[Supplied records Boundary: Start]

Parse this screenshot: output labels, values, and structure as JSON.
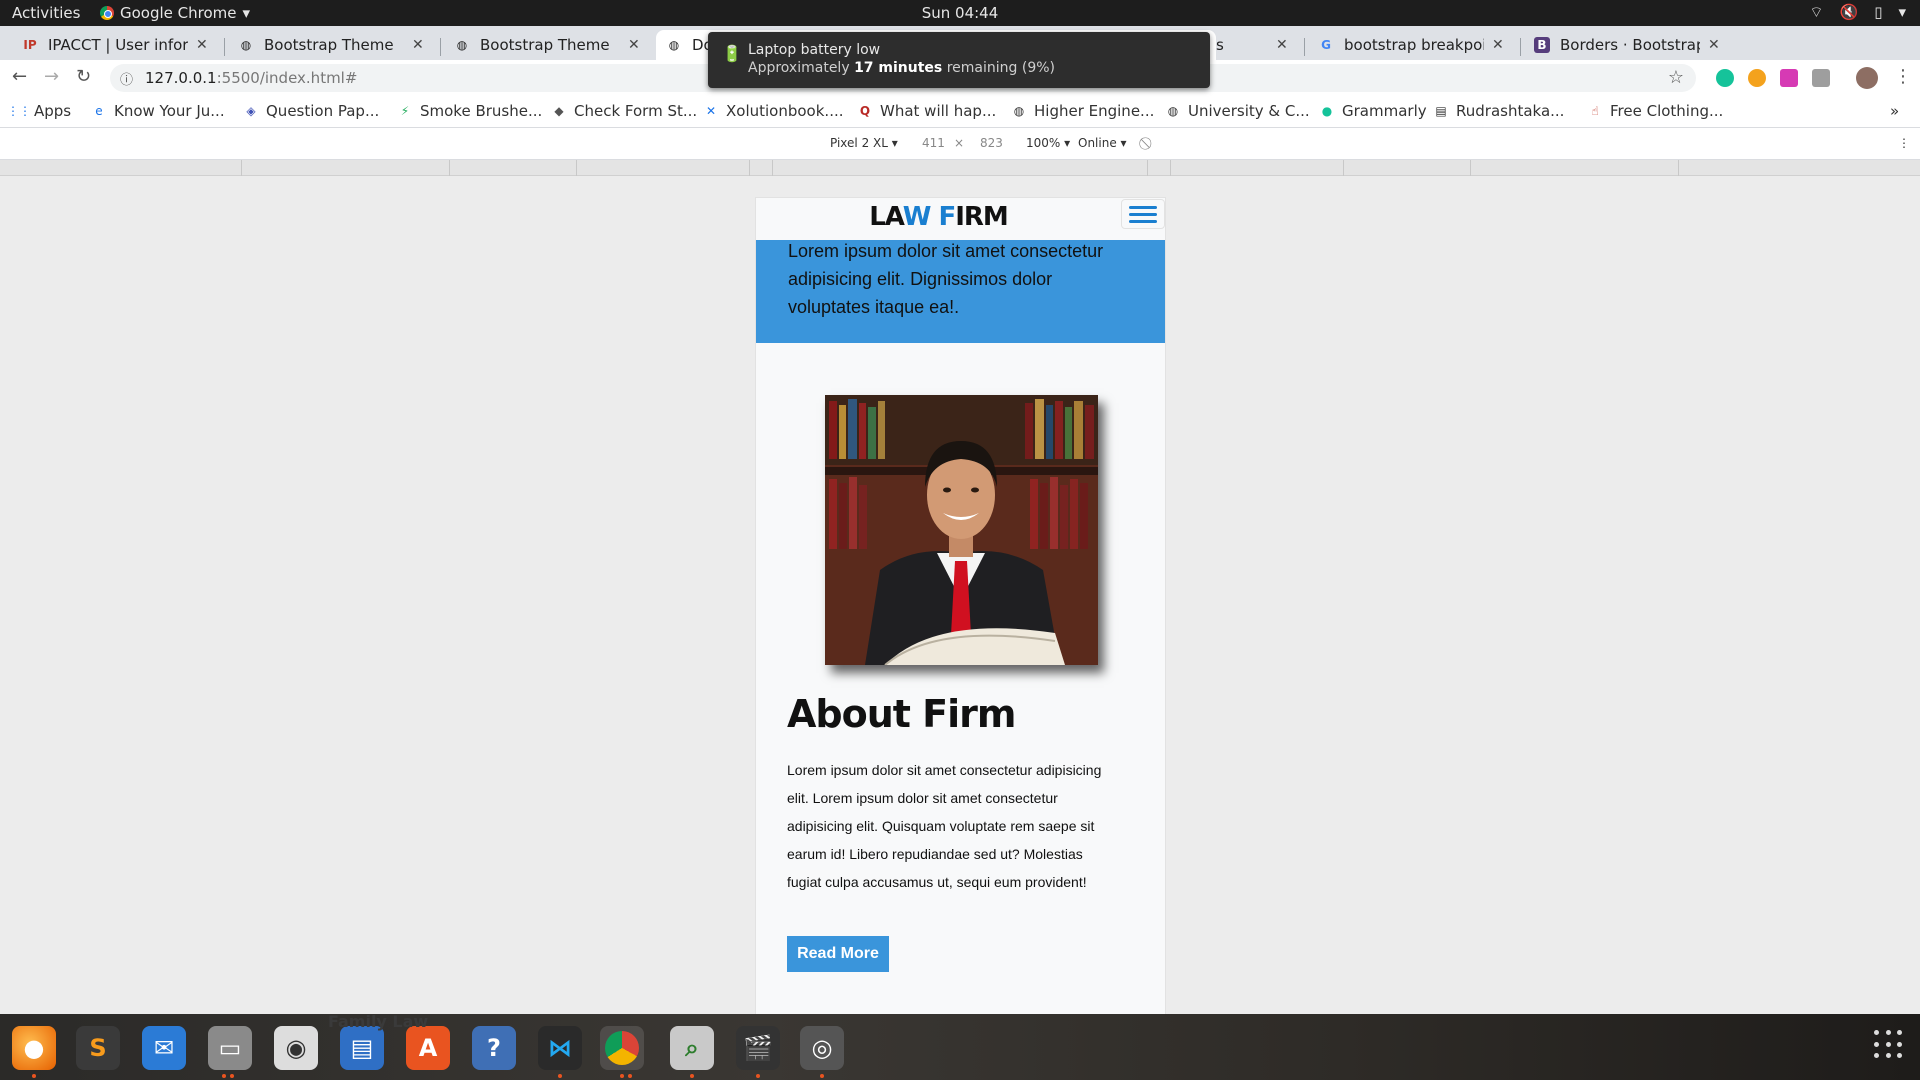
{
  "topbar": {
    "activities": "Activities",
    "app_name": "Google Chrome",
    "clock": "Sun 04:44"
  },
  "tabs": [
    {
      "title": "IPACCT | User informa",
      "favicon": "ipacct-logo-icon"
    },
    {
      "title": "Bootstrap Theme",
      "favicon": "globe-icon"
    },
    {
      "title": "Bootstrap Theme",
      "favicon": "globe-icon"
    },
    {
      "title": "Do",
      "favicon": "globe-icon",
      "active": true
    },
    {
      "title": "s",
      "favicon": ""
    },
    {
      "title": "bootstrap breakpoint",
      "favicon": "google-g-icon"
    },
    {
      "title": "Borders · Bootstrap",
      "favicon": "bootstrap-b-icon"
    }
  ],
  "address": {
    "host": "127.0.0.1",
    "path": ":5500/index.html#"
  },
  "bookmarks": [
    {
      "label": "Apps",
      "icon": "apps-grid-icon"
    },
    {
      "label": "Know Your Ju...",
      "icon": "edge-e-icon"
    },
    {
      "label": "Question Pap...",
      "icon": "shield-crest-icon"
    },
    {
      "label": "Smoke Brushe...",
      "icon": "leaf-icon"
    },
    {
      "label": "Check Form St...",
      "icon": "diamond-icon"
    },
    {
      "label": "Xolutionbook....",
      "icon": "x-icon"
    },
    {
      "label": "What will hap...",
      "icon": "quora-q-icon"
    },
    {
      "label": "Higher Engine...",
      "icon": "globe-icon"
    },
    {
      "label": "University & C...",
      "icon": "globe-icon"
    },
    {
      "label": "Grammarly",
      "icon": "grammarly-icon"
    },
    {
      "label": "Rudrashtaka...",
      "icon": "book-icon"
    },
    {
      "label": "Free Clothing...",
      "icon": "hand-icon"
    }
  ],
  "devtools": {
    "device": "Pixel 2 XL ▾",
    "width": "411",
    "times": "×",
    "height": "823",
    "zoom": "100% ▾",
    "network": "Online ▾"
  },
  "notification": {
    "title": "Laptop battery low",
    "body_prefix": "Approximately ",
    "body_bold": "17 minutes",
    "body_suffix": " remaining (9%)"
  },
  "site": {
    "brand_part1": "LA",
    "brand_accent1": "W",
    "brand_space": " ",
    "brand_accent2": "F",
    "brand_part2": "IRM",
    "hero_text": "Lorem ipsum dolor sit amet consectetur adipisicing elit. Dignissimos dolor voluptates itaque ea!.",
    "about_title": "About Firm",
    "about_text": "Lorem ipsum dolor sit amet consectetur adipisicing elit. Lorem ipsum dolor sit amet consectetur adipisicing elit. Quisquam voluptate rem saepe sit earum id! Libero repudiandae sed ut? Molestias fugiat culpa accusamus ut, sequi eum provident!",
    "read_more": "Read More"
  },
  "dock": {
    "hover_label": "Family Law"
  },
  "colors": {
    "accent": "#1a7fd0",
    "hero_bg": "#3a95db",
    "button_bg": "#3a95db"
  }
}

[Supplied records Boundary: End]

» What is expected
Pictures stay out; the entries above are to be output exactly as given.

» Answer to the problem
Parse this screenshot: output labels, values, and structure as JSON.
{
  "topbar": {
    "activities": "Activities",
    "app_name": "Google Chrome",
    "clock": "Sun 04:44"
  },
  "tabs": [
    {
      "title": "IPACCT | User informa",
      "favicon": "ipacct-logo-icon"
    },
    {
      "title": "Bootstrap Theme",
      "favicon": "globe-icon"
    },
    {
      "title": "Bootstrap Theme",
      "favicon": "globe-icon"
    },
    {
      "title": "Do",
      "favicon": "globe-icon",
      "active": true
    },
    {
      "title": "s",
      "favicon": ""
    },
    {
      "title": "bootstrap breakpoint",
      "favicon": "google-g-icon"
    },
    {
      "title": "Borders · Bootstrap",
      "favicon": "bootstrap-b-icon"
    }
  ],
  "address": {
    "host": "127.0.0.1",
    "path": ":5500/index.html#"
  },
  "bookmarks": [
    {
      "label": "Apps",
      "icon": "apps-grid-icon"
    },
    {
      "label": "Know Your Ju...",
      "icon": "edge-e-icon"
    },
    {
      "label": "Question Pap...",
      "icon": "shield-crest-icon"
    },
    {
      "label": "Smoke Brushe...",
      "icon": "leaf-icon"
    },
    {
      "label": "Check Form St...",
      "icon": "diamond-icon"
    },
    {
      "label": "Xolutionbook....",
      "icon": "x-icon"
    },
    {
      "label": "What will hap...",
      "icon": "quora-q-icon"
    },
    {
      "label": "Higher Engine...",
      "icon": "globe-icon"
    },
    {
      "label": "University & C...",
      "icon": "globe-icon"
    },
    {
      "label": "Grammarly",
      "icon": "grammarly-icon"
    },
    {
      "label": "Rudrashtaka...",
      "icon": "book-icon"
    },
    {
      "label": "Free Clothing...",
      "icon": "hand-icon"
    }
  ],
  "devtools": {
    "device": "Pixel 2 XL ▾",
    "width": "411",
    "times": "×",
    "height": "823",
    "zoom": "100% ▾",
    "network": "Online ▾"
  },
  "notification": {
    "title": "Laptop battery low",
    "body_prefix": "Approximately ",
    "body_bold": "17 minutes",
    "body_suffix": " remaining (9%)"
  },
  "site": {
    "brand_part1": "LA",
    "brand_accent1": "W",
    "brand_space": " ",
    "brand_accent2": "F",
    "brand_part2": "IRM",
    "hero_text": "Lorem ipsum dolor sit amet consectetur adipisicing elit. Dignissimos dolor voluptates itaque ea!.",
    "about_title": "About Firm",
    "about_text": "Lorem ipsum dolor sit amet consectetur adipisicing elit. Lorem ipsum dolor sit amet consectetur adipisicing elit. Quisquam voluptate rem saepe sit earum id! Libero repudiandae sed ut? Molestias fugiat culpa accusamus ut, sequi eum provident!",
    "read_more": "Read More"
  },
  "dock": {
    "hover_label": "Family Law"
  },
  "colors": {
    "accent": "#1a7fd0",
    "hero_bg": "#3a95db",
    "button_bg": "#3a95db"
  }
}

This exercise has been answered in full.